[WHAT TO WORK ON] Ignoring the pictures, repeat every entry below exactly as it appears.

[MATERIAL FOR THIS EXERCISE]
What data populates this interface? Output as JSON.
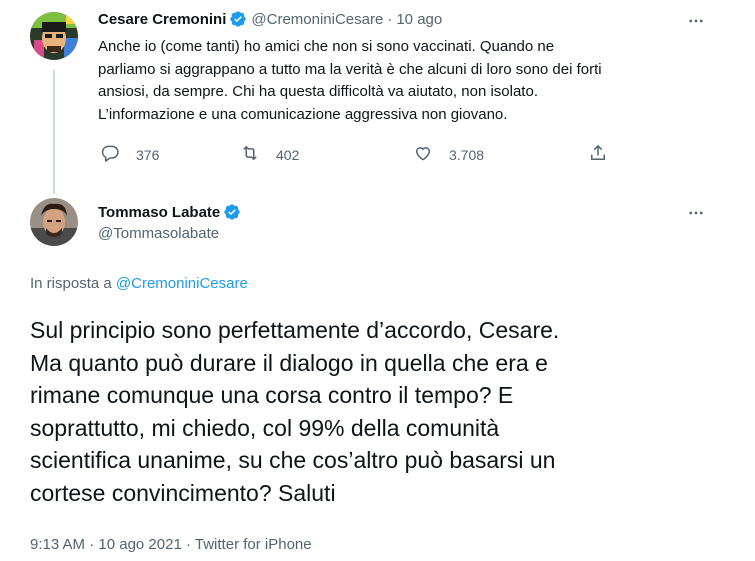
{
  "parent_tweet": {
    "author_name": "Cesare Cremonini",
    "handle": "@CremoniniCesare",
    "separator": "·",
    "time": "10 ago",
    "text_lines": [
      "Anche io (come tanti) ho amici che non si sono vaccinati. Quando ne",
      "parliamo si aggrappano a tutto ma la verità è che alcuni di loro sono dei forti",
      "ansiosi, da sempre. Chi ha questa difficoltà va aiutato, non isolato.",
      "L’informazione e una comunicazione aggressiva non giovano."
    ],
    "actions": {
      "replies": "376",
      "retweets": "402",
      "likes": "3.708"
    }
  },
  "main_tweet": {
    "author_name": "Tommaso Labate",
    "handle": "@Tommasolabate",
    "reply_prefix": "In risposta a",
    "reply_to": "@CremoniniCesare",
    "text_lines": [
      "Sul principio sono perfettamente d’accordo, Cesare.",
      "Ma quanto può durare il dialogo in quella che era e",
      "rimane comunque una corsa contro il tempo? E",
      "soprattutto, mi chiedo, col 99% della comunità",
      "scientifica unanime, su che cos’altro può basarsi un",
      "cortese convincimento? Saluti"
    ],
    "time": "9:13 AM",
    "date": "10 ago 2021",
    "source": "Twitter for iPhone"
  },
  "icons": {
    "verified": "verified-badge-icon",
    "more": "more-icon",
    "reply": "reply-icon",
    "retweet": "retweet-icon",
    "like": "heart-icon",
    "share": "share-icon"
  },
  "colors": {
    "accent": "#1d9bf0",
    "text": "#0f1419",
    "muted": "#536471",
    "thread_line": "#cfd9de"
  }
}
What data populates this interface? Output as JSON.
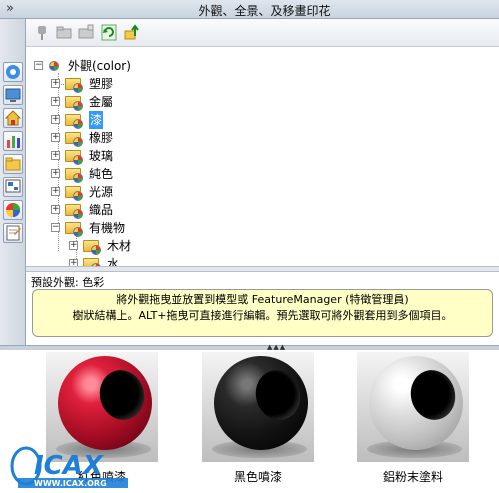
{
  "panel": {
    "title": "外觀、全景、及移畫印花",
    "collapse_glyph": "»"
  },
  "toolbar": {
    "icons": [
      "brush-icon",
      "open-folder-icon",
      "new-folder-icon",
      "refresh-icon",
      "move-up-icon"
    ]
  },
  "sidebar": {
    "icons": [
      "design-library-icon",
      "screen-icon",
      "home-icon",
      "properties-icon",
      "folder-icon",
      "view-palette-icon",
      "appearance-icon",
      "custom-properties-icon"
    ]
  },
  "tree": {
    "root": {
      "label": "外觀(color)",
      "expanded": true
    },
    "items": [
      {
        "label": "塑膠",
        "selected": false
      },
      {
        "label": "金屬",
        "selected": false
      },
      {
        "label": "漆",
        "selected": true
      },
      {
        "label": "橡膠",
        "selected": false
      },
      {
        "label": "玻璃",
        "selected": false
      },
      {
        "label": "純色",
        "selected": false
      },
      {
        "label": "光源",
        "selected": false
      },
      {
        "label": "織品",
        "selected": false
      },
      {
        "label": "有機物",
        "selected": false,
        "expanded": true
      }
    ],
    "subitems": [
      {
        "label": "木材"
      },
      {
        "label": "水"
      }
    ]
  },
  "info": {
    "label": "預設外觀: 色彩",
    "tip_line1": "將外觀拖曳並放置到模型或 FeatureManager (特徵管理員)",
    "tip_line2": "樹狀結構上。ALT+拖曳可直接進行編輯。預先選取可將外觀套用到多個項目。"
  },
  "gallery": {
    "items": [
      {
        "label": "紅色噴漆",
        "color": "#c8102e"
      },
      {
        "label": "黑色噴漆",
        "color": "#1a1a1a"
      },
      {
        "label": "鋁粉末塗料",
        "color": "#d4d4d4"
      }
    ]
  },
  "watermark": {
    "text": "ICAX",
    "subtext": "WWW.ICAX.ORG"
  }
}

[EXERCISE ANSWER]
What data populates this interface? Output as JSON.
{
  "parent_tweet": {
    "author_name": "Cesare Cremonini",
    "handle": "@CremoniniCesare",
    "separator": "·",
    "time": "10 ago",
    "text_lines": [
      "Anche io (come tanti) ho amici che non si sono vaccinati. Quando ne",
      "parliamo si aggrappano a tutto ma la verità è che alcuni di loro sono dei forti",
      "ansiosi, da sempre. Chi ha questa difficoltà va aiutato, non isolato.",
      "L’informazione e una comunicazione aggressiva non giovano."
    ],
    "actions": {
      "replies": "376",
      "retweets": "402",
      "likes": "3.708"
    }
  },
  "main_tweet": {
    "author_name": "Tommaso Labate",
    "handle": "@Tommasolabate",
    "reply_prefix": "In risposta a",
    "reply_to": "@CremoniniCesare",
    "text_lines": [
      "Sul principio sono perfettamente d’accordo, Cesare.",
      "Ma quanto può durare il dialogo in quella che era e",
      "rimane comunque una corsa contro il tempo? E",
      "soprattutto, mi chiedo, col 99% della comunità",
      "scientifica unanime, su che cos’altro può basarsi un",
      "cortese convincimento? Saluti"
    ],
    "time": "9:13 AM",
    "date": "10 ago 2021",
    "source": "Twitter for iPhone"
  },
  "icons": {
    "verified": "verified-badge-icon",
    "more": "more-icon",
    "reply": "reply-icon",
    "retweet": "retweet-icon",
    "like": "heart-icon",
    "share": "share-icon"
  },
  "colors": {
    "accent": "#1d9bf0",
    "text": "#0f1419",
    "muted": "#536471",
    "thread_line": "#cfd9de"
  }
}
What data populates this interface? Output as JSON.
{
  "panel": {
    "title": "外觀、全景、及移畫印花",
    "collapse_glyph": "»"
  },
  "toolbar": {
    "icons": [
      "brush-icon",
      "open-folder-icon",
      "new-folder-icon",
      "refresh-icon",
      "move-up-icon"
    ]
  },
  "sidebar": {
    "icons": [
      "design-library-icon",
      "screen-icon",
      "home-icon",
      "properties-icon",
      "folder-icon",
      "view-palette-icon",
      "appearance-icon",
      "custom-properties-icon"
    ]
  },
  "tree": {
    "root": {
      "label": "外觀(color)",
      "expanded": true
    },
    "items": [
      {
        "label": "塑膠",
        "selected": false
      },
      {
        "label": "金屬",
        "selected": false
      },
      {
        "label": "漆",
        "selected": true
      },
      {
        "label": "橡膠",
        "selected": false
      },
      {
        "label": "玻璃",
        "selected": false
      },
      {
        "label": "純色",
        "selected": false
      },
      {
        "label": "光源",
        "selected": false
      },
      {
        "label": "織品",
        "selected": false
      },
      {
        "label": "有機物",
        "selected": false,
        "expanded": true
      }
    ],
    "subitems": [
      {
        "label": "木材"
      },
      {
        "label": "水"
      }
    ]
  },
  "info": {
    "label": "預設外觀: 色彩",
    "tip_line1": "將外觀拖曳並放置到模型或 FeatureManager (特徵管理員)",
    "tip_line2": "樹狀結構上。ALT+拖曳可直接進行編輯。預先選取可將外觀套用到多個項目。"
  },
  "gallery": {
    "items": [
      {
        "label": "紅色噴漆",
        "color": "#c8102e"
      },
      {
        "label": "黑色噴漆",
        "color": "#1a1a1a"
      },
      {
        "label": "鋁粉末塗料",
        "color": "#d4d4d4"
      }
    ]
  },
  "watermark": {
    "text": "ICAX",
    "subtext": "WWW.ICAX.ORG"
  }
}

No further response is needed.